Teenager cancer sufferer Stephen Sutton sent home after making 'remarkable' recovery
"Living truly is a privilege we should all try and enjoy and make the most of!" the teenager wrote on his Facebook on Friday
Stephen Sutton, the teenager with terminal cancer who has raised £3 million for charity, was allowed to return home from hospital, after he made a “remarkable” recovery.
The 19-year-old from Burntwood, Staffordshire, England, was diagnosed with bowel cancer three years ago. He been receiving treatment at Birmingham’s Queen Elizabeth Hospital for multiple tumours.

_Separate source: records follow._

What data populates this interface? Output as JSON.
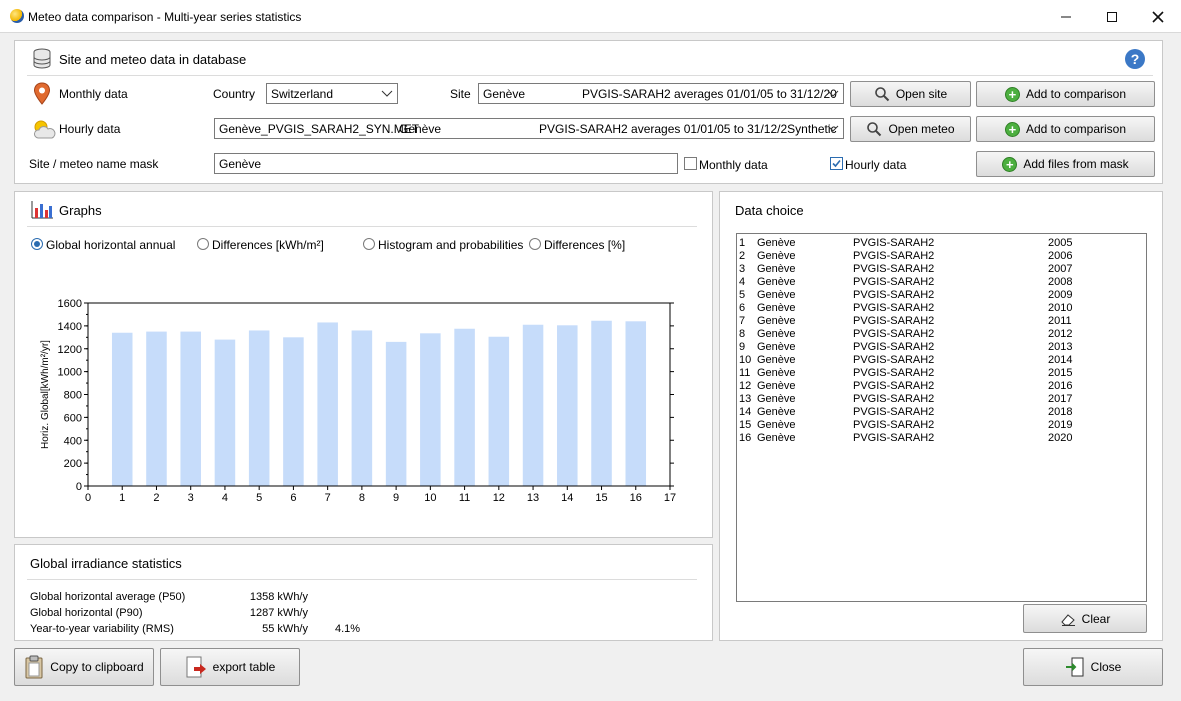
{
  "window": {
    "title": "Meteo data comparison - Multi-year series statistics"
  },
  "database": {
    "title": "Site and meteo data in database",
    "monthly_label": "Monthly data",
    "country_label": "Country",
    "country_value": "Switzerland",
    "site_label": "Site",
    "site_value_name": "Genève",
    "site_value_source": "PVGIS-SARAH2 averages 01/01/05 to 31/12/20",
    "open_site_label": "Open site",
    "add_comparison_label_1": "Add to comparison",
    "hourly_label": "Hourly data",
    "hourly_file": "Genève_PVGIS_SARAH2_SYN.MET",
    "hourly_site": "Genève",
    "hourly_source": "PVGIS-SARAH2 averages 01/01/05 to 31/12/2Synthetic",
    "open_meteo_label": "Open meteo",
    "add_comparison_label_2": "Add to comparison",
    "mask_label": "Site / meteo name mask",
    "mask_value": "Genève",
    "mask_monthly_label": "Monthly data",
    "mask_hourly_label": "Hourly data",
    "add_files_label": "Add files from mask"
  },
  "graphs": {
    "title": "Graphs",
    "options": [
      "Global horizontal annual",
      "Differences [kWh/m²]",
      "Histogram and probabilities",
      "Differences [%]"
    ],
    "selected": 0
  },
  "chart_data": {
    "type": "bar",
    "x": [
      1,
      2,
      3,
      4,
      5,
      6,
      7,
      8,
      9,
      10,
      11,
      12,
      13,
      14,
      15,
      16
    ],
    "values": [
      1340,
      1350,
      1350,
      1280,
      1360,
      1300,
      1430,
      1360,
      1260,
      1335,
      1375,
      1305,
      1410,
      1405,
      1445,
      1440
    ],
    "ylabel": "Horiz. Global[kWh/m²/yr]",
    "xlim": [
      0,
      17
    ],
    "ylim": [
      0,
      1600
    ],
    "yticks": [
      "0",
      "200",
      "400",
      "600",
      "800",
      "1000",
      "1200",
      "1400",
      "1600"
    ],
    "xticks": [
      "0",
      "1",
      "2",
      "3",
      "4",
      "5",
      "6",
      "7",
      "8",
      "9",
      "10",
      "11",
      "12",
      "13",
      "14",
      "15",
      "16",
      "17"
    ],
    "bar_color": "#c6dcfa"
  },
  "stats": {
    "title": "Global irradiance statistics",
    "rows": [
      {
        "label": "Global horizontal average (P50)",
        "value": "1358 kWh/y",
        "extra": ""
      },
      {
        "label": "Global horizontal (P90)",
        "value": "1287 kWh/y",
        "extra": ""
      },
      {
        "label": "Year-to-year variability (RMS)",
        "value": "55 kWh/y",
        "extra": "4.1%"
      }
    ]
  },
  "data_choice": {
    "title": "Data choice",
    "rows": [
      {
        "n": "1",
        "site": "Genève",
        "source": "PVGIS-SARAH2",
        "year": "2005"
      },
      {
        "n": "2",
        "site": "Genève",
        "source": "PVGIS-SARAH2",
        "year": "2006"
      },
      {
        "n": "3",
        "site": "Genève",
        "source": "PVGIS-SARAH2",
        "year": "2007"
      },
      {
        "n": "4",
        "site": "Genève",
        "source": "PVGIS-SARAH2",
        "year": "2008"
      },
      {
        "n": "5",
        "site": "Genève",
        "source": "PVGIS-SARAH2",
        "year": "2009"
      },
      {
        "n": "6",
        "site": "Genève",
        "source": "PVGIS-SARAH2",
        "year": "2010"
      },
      {
        "n": "7",
        "site": "Genève",
        "source": "PVGIS-SARAH2",
        "year": "2011"
      },
      {
        "n": "8",
        "site": "Genève",
        "source": "PVGIS-SARAH2",
        "year": "2012"
      },
      {
        "n": "9",
        "site": "Genève",
        "source": "PVGIS-SARAH2",
        "year": "2013"
      },
      {
        "n": "10",
        "site": "Genève",
        "source": "PVGIS-SARAH2",
        "year": "2014"
      },
      {
        "n": "11",
        "site": "Genève",
        "source": "PVGIS-SARAH2",
        "year": "2015"
      },
      {
        "n": "12",
        "site": "Genève",
        "source": "PVGIS-SARAH2",
        "year": "2016"
      },
      {
        "n": "13",
        "site": "Genève",
        "source": "PVGIS-SARAH2",
        "year": "2017"
      },
      {
        "n": "14",
        "site": "Genève",
        "source": "PVGIS-SARAH2",
        "year": "2018"
      },
      {
        "n": "15",
        "site": "Genève",
        "source": "PVGIS-SARAH2",
        "year": "2019"
      },
      {
        "n": "16",
        "site": "Genève",
        "source": "PVGIS-SARAH2",
        "year": "2020"
      }
    ],
    "clear_label": "Clear"
  },
  "footer": {
    "copy_label": "Copy to clipboard",
    "export_label": "export table",
    "close_label": "Close"
  },
  "colors": {
    "accent": "#2b6cb0",
    "bar": "#c6dcfa",
    "help": "#3b78c6"
  }
}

Stephen made headlines in April when he raised millions for the Teenage Cancer trust, with the backing of a string of famous names including Benedict Cumberbatch, and the Prime Minister - who met him on Friday.
During the Prime Minister’s 15-minute visit, he posed for photos with Stephen, his mother Jane, and the consultant treating him.

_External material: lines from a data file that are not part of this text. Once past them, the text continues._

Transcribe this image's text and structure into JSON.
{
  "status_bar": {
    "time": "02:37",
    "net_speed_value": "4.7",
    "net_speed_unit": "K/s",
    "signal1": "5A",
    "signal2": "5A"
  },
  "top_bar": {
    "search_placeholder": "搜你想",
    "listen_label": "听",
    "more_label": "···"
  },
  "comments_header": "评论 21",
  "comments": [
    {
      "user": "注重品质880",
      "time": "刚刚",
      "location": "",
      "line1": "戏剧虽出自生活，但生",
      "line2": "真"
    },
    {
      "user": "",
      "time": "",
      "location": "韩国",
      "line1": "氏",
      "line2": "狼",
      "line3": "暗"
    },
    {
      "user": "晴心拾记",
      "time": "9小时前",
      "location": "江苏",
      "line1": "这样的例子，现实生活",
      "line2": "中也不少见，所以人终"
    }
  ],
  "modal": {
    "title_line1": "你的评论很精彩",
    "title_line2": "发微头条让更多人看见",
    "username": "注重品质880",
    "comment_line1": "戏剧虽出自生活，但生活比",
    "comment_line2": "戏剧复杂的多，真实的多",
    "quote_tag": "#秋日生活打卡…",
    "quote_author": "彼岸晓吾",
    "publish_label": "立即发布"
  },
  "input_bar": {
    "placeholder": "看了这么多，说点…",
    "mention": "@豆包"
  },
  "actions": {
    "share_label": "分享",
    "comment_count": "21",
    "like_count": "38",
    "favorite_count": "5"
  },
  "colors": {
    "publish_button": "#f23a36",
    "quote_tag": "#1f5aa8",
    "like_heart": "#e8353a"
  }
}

He had previously missed an opportunity to meet Stephen when he visited Downing Street as part of his bucket list last year.
After visiting the ward where Stephen is being cared for, Mr Cameron said: "He's amazing, just an inspiration."
In a statement on his Facebook, Stephen wrote: "I've been discharged from hospital!!
"After being at a point where it seemed like I'd never make it out it feels so awesome to be able to put that. The recovery I've undergone recently is quite remarkable.
"It has been difficult, there is an emotional trauma attached to nearly dying (a few times) that will take a while to get used to, but ultimately I now feel even more fortunate to just be here and the experience serves as a potent reminder to go out there and live life as freely and as positively as possible.
"The simple things we take for granted are all blessings, and living truly is a privilege we should all try and enjoy and make the most of!"
Stephen said he is considering trying a new trial drug treatment – which would to his fifth round of chemotherapy.
But added that for now, he and his family aimed to “just get a bit of normality back into our lives”.
He added: “This extra period of time I now have feels like a gift, one that I'm determined to use productively."